## Exercise prompt
As the answer, give every line of the records that includes the word "Create".

Website and app data records
= = = = =

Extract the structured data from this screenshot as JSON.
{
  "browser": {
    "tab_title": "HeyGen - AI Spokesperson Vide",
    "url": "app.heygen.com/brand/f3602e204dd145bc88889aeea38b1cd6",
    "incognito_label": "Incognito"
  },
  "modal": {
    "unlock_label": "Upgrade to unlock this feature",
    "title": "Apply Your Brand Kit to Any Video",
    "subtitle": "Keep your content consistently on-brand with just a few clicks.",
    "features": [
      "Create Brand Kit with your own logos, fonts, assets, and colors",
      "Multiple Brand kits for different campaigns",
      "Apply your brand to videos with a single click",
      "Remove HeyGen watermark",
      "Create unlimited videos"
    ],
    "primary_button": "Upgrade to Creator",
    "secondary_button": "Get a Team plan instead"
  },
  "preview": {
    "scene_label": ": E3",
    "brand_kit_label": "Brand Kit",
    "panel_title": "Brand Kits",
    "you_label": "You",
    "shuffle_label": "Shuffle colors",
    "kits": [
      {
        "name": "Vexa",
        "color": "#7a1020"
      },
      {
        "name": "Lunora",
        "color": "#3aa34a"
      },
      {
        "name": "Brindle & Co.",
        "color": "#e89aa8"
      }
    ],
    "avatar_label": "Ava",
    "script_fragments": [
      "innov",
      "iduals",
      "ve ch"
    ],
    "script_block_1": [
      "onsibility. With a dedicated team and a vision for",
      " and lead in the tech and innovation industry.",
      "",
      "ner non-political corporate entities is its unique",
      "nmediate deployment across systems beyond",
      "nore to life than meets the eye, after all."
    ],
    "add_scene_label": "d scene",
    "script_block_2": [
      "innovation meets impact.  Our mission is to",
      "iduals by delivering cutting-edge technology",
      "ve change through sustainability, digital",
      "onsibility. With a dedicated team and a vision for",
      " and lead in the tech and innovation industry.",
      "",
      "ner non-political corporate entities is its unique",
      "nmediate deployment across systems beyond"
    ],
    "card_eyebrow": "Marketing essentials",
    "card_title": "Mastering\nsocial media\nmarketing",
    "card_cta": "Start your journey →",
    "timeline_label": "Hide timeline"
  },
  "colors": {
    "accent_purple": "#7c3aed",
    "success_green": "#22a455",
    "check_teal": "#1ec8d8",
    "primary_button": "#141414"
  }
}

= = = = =

## Written solution
      "Create Brand Kit with your own logos, fonts, assets, and colors",
      "Create unlimited videos"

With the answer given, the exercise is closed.